=== DATA TO USE ===
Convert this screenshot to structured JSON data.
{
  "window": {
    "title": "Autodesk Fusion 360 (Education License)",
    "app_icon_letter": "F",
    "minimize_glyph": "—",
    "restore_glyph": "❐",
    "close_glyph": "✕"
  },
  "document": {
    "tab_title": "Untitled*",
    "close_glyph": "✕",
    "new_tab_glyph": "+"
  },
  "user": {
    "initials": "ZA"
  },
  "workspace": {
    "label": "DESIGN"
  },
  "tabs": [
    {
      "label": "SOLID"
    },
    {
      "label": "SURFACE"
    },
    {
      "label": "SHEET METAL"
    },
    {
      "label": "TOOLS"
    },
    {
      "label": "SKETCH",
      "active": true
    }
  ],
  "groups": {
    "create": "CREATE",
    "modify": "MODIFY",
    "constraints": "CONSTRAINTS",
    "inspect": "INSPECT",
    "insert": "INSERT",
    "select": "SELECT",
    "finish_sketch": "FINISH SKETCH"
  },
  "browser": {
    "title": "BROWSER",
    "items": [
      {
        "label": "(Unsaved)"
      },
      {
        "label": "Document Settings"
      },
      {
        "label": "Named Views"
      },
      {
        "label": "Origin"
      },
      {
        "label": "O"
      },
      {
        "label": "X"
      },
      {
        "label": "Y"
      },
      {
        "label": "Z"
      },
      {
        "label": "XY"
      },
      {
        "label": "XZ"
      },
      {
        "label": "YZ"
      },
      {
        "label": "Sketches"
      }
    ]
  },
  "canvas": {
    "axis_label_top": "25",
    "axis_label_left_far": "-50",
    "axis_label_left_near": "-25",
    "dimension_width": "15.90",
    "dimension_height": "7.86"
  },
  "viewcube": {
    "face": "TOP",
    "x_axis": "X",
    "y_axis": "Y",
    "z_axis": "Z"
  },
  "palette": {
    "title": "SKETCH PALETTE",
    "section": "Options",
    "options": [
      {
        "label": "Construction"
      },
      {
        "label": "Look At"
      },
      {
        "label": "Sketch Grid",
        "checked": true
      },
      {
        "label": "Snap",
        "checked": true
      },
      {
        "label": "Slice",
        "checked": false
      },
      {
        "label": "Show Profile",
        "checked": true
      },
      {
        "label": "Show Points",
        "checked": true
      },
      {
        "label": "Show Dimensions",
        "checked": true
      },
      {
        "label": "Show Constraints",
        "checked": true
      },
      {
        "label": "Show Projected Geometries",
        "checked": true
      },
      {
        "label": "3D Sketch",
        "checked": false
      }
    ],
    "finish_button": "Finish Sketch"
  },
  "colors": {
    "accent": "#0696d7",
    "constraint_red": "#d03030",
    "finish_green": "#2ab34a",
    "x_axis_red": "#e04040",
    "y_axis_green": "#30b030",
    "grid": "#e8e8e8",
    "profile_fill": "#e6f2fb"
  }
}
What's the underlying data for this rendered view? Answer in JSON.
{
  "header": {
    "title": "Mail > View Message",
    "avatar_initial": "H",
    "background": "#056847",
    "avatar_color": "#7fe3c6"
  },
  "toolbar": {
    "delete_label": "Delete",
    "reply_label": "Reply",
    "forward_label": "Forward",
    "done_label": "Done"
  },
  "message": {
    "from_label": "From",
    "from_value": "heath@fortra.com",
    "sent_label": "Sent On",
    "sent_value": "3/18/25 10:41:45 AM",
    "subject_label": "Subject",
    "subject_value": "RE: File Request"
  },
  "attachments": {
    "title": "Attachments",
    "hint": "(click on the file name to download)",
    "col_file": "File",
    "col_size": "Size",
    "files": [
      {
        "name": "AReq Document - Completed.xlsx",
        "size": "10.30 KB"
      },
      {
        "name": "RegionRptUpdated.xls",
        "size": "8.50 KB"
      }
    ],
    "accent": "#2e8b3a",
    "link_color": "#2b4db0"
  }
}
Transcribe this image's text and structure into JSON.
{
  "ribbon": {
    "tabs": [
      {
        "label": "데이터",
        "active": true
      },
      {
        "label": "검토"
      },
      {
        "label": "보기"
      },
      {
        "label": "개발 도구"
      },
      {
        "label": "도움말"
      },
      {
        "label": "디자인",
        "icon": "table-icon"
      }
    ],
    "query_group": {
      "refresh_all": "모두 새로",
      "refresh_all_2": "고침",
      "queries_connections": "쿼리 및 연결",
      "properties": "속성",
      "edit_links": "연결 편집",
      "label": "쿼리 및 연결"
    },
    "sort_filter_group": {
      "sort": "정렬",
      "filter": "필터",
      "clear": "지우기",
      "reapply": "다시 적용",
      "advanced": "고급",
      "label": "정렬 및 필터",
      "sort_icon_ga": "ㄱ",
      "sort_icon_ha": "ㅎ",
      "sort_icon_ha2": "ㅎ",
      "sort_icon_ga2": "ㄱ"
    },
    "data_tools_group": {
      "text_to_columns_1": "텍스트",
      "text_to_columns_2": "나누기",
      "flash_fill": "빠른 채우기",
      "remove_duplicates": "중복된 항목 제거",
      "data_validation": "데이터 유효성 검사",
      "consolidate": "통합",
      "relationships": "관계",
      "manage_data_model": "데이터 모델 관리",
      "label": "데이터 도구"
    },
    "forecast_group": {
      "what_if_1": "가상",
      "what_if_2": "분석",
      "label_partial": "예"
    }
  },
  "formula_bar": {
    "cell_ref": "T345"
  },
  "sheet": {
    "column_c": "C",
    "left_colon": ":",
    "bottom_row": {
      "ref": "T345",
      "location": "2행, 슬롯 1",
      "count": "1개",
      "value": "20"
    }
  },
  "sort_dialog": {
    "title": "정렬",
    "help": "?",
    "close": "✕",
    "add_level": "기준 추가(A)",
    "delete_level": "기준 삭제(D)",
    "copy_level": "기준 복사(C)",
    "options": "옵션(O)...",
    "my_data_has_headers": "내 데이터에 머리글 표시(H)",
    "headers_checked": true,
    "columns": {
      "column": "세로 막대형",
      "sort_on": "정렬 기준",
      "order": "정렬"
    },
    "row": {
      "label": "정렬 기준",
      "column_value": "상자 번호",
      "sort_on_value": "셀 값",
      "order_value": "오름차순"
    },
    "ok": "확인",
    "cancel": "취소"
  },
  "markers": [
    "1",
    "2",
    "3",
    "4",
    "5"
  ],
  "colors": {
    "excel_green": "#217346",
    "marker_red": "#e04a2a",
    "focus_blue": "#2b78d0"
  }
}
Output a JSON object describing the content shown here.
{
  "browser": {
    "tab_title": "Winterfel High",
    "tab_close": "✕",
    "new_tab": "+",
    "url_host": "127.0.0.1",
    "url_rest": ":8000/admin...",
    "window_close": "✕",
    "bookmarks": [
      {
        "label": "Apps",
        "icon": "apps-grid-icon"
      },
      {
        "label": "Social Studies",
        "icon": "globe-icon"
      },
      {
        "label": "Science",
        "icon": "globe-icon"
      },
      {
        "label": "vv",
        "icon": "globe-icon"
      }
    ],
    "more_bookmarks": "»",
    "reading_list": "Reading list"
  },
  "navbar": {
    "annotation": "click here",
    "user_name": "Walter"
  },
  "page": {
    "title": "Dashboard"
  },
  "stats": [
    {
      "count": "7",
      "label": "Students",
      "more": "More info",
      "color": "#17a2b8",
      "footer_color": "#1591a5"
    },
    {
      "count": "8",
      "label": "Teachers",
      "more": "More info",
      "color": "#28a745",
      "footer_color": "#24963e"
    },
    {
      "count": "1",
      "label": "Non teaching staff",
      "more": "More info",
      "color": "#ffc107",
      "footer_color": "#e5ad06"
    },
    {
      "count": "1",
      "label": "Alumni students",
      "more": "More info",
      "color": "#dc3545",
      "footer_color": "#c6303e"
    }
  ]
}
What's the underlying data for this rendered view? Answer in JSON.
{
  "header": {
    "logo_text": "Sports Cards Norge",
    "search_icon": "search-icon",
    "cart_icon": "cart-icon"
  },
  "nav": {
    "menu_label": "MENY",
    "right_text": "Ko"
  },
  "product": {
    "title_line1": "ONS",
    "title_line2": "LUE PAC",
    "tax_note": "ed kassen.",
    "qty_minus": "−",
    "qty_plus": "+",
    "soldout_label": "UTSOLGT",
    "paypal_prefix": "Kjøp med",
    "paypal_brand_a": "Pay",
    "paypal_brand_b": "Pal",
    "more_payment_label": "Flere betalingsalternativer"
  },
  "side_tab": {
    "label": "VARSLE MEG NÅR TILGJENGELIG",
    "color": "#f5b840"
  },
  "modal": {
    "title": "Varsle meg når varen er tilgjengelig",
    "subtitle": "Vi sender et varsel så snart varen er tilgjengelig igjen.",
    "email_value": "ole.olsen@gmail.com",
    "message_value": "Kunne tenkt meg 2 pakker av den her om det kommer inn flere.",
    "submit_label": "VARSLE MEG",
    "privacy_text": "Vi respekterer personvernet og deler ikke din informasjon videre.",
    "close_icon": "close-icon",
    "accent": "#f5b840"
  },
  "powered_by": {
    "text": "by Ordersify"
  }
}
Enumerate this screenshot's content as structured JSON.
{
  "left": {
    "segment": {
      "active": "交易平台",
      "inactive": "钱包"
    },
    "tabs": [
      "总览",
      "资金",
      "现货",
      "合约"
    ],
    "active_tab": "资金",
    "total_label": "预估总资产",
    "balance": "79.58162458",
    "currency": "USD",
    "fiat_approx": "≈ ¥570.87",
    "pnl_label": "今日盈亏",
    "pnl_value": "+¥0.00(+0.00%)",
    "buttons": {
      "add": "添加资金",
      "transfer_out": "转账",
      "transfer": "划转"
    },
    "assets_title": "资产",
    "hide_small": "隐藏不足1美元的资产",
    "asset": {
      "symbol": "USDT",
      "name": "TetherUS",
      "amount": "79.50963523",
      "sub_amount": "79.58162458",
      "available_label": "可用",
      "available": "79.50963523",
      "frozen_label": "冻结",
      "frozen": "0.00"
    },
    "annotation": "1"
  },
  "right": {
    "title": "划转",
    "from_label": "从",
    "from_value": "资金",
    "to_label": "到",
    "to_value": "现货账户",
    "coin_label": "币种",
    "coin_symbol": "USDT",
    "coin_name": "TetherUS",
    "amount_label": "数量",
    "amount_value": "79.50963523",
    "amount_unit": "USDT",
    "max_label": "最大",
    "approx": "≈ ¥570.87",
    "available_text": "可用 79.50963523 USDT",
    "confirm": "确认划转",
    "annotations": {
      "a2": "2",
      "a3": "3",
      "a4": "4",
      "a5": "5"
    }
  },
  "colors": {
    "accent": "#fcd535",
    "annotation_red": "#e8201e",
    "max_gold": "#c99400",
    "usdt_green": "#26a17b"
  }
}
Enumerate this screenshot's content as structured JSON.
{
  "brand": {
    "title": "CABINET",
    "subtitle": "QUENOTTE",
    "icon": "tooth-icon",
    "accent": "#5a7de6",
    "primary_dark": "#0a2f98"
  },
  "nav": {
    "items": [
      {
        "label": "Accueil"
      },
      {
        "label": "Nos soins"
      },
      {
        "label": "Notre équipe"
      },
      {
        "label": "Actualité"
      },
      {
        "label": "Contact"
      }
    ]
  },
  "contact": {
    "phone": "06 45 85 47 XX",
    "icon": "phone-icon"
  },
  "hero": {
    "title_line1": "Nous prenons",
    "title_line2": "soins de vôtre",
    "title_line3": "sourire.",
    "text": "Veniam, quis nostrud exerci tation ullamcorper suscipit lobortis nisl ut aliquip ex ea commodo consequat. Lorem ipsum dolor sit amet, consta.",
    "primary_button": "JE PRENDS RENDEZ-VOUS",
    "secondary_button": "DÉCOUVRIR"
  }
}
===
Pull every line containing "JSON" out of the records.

**SOLVED PROBLEM:**
Convert this screenshot to structured JSON data.
What's the underlying data for this rendered view? Answer in JSON.
Transcribe this image's text and structure into JSON.
Output a JSON object describing the content shown here.
What's the underlying data for this rendered view? Answer in JSON.
Enumerate this screenshot's content as structured JSON.
Enumerate this screenshot's content as structured JSON.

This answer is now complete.